On Tuesday, the Court handed out one-year jail sentences to 7 defendants arrested for participating in a protest on 11 August 2021. The seven were found to have disrupted public order, a violation of emergency decree provisions enacted for purposes of disease control. The ruling raises concerns the decrees are being broadly interpreted in order to stifle political dissent.
The confrontation between the protesters and crowd control police (Picture from Thalufah)
On 2 August, Ratchadapisek Criminal Court held a hearing for 8 people who were arrested by crowd control police on 11 August 2021 at a protest staged by Thalufah group at Bangkok’s Victory Monument.
According to the Thai Lawyer for Human Rights (TLHR), the eight were charged with violating provisions of the emergency decree and violently resisting arrest. The case against one defendant, who failed to appear and could not be contacted, was dismissed. The other seven were tried and sentenced.
The charges of violently resisting arrest were dismissed after testimony made it clear that the arresting police officers were uninjured and the defendant unarmed.
However, the seven were found to have disrupted public order, an offence under the emergency decree. Citing its stipulations, the court ruled that staging the protest in a highly-restricted area was a clear offence, leaving authorities unable to maintain public order.
In stressing public order, the Court precluded the need to consider whether the protest, which was held in a well-ventilated area, actually posed a threat to public health or not. By attending a public gathering of more than five people, the defendants were in violation of the law, warranting 1 year jail sentences and 20,000 baht fines.

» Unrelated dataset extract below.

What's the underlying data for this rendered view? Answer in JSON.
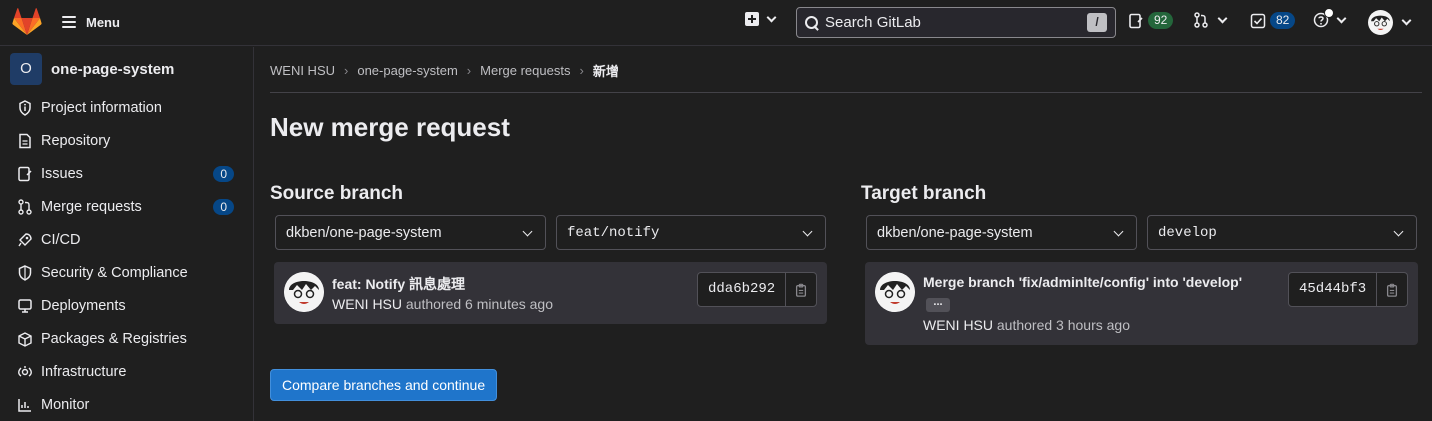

The jail sentences were suspended for 3 years.
In testimony given before the hearing, the defendants stated that they were not there to protest. One, Worawan Sae-aung, or “Aunty Pao,” claimed that she was there as a vendor. Although known to be an outspoken critic of the government, she said that she was selling things when the police arrested her.
Other defendants testified that they were passing by the protest and stopped to observe the situation when the police fired rubber bullets at them and arrested them. One testified that he and his wife were knocked off their motorcycle by a police officer with an anti-riot shield. He also said that his foot was injured in the fall but the police did not provide him with medical assistance.
Another defendant testified that he went to Victory Monument that day because he had an appointment with a doctor at a nearby hospital. He said that when the crackdown began, he was buying goods but decided to leave on his motorcycle. Instead, the police ignored his explanation, arrested him, tied his hands with a cable tie, and placed him in a police detention truck.
The presiding judge issued the ruling after a one hour discussion with the Deputy Chief Justice of the Criminal Court.
This is the second instance in which a prison sentence has been issued for an emergency decree violation related to political expression. The first was on 12 July when the Pathumwan Court handed 2 month jail sentences and 10,000 baht fines to Parit Chiwarak and Jutatip Sirikhan for staging a public forum to mark the anniversary of Wanchalearm Satsaksit’s abduction on 5 June 2020.
The verdict reaffirms the legitimacy of the Emergency Decree and five additional public gathering bans issued by Gen Pornpipat Benyasri, then Chief of Defence Forces, which were made when Covid-19 was rapidly spreading, causing thousands of cases and over 50 deaths in Thailand.
TLHR notes that this ruling differs from earlier rulings in the Phayao and Lop Buri courts, which found that the Chief of Defence Forces or other designated officials could issue orders to oversee public gatherings in crowded spaces but could criminalise ‘staging a protest that may risk infection.’
Kunthika Nutcharus, the defendants’ attorney, made three observations about the ruling on Tuesday. First, it was a draft, not a finalised version, so she has yet to see or hear the exact wording of the official judgement.
In finding the defendants guilty, for example, the Court cited social order as a “higher moral principle,” a vague justification that may be clarified in the final judgement.
Second, Kunthika confirmed that the judge consulted at length with the Deputy Chief Justice of the Criminal Court, a step which her experience only happens in political cases.
She added that the representatives of international legal entities observing the trial also questioned the judge's independence, taking note of when the judge left the proceedings and for how long.
Lastly, she observed that attaching a three year suspension to a one year jail sentence was asymmetrical and could be understood as a disturbing effort by the Court to prohibit the defendants from engaging in various forms of political expression for a long period of time.
Note: Kunthika's statement has been replaced with an edited version at 14.13 of 4 August 2022.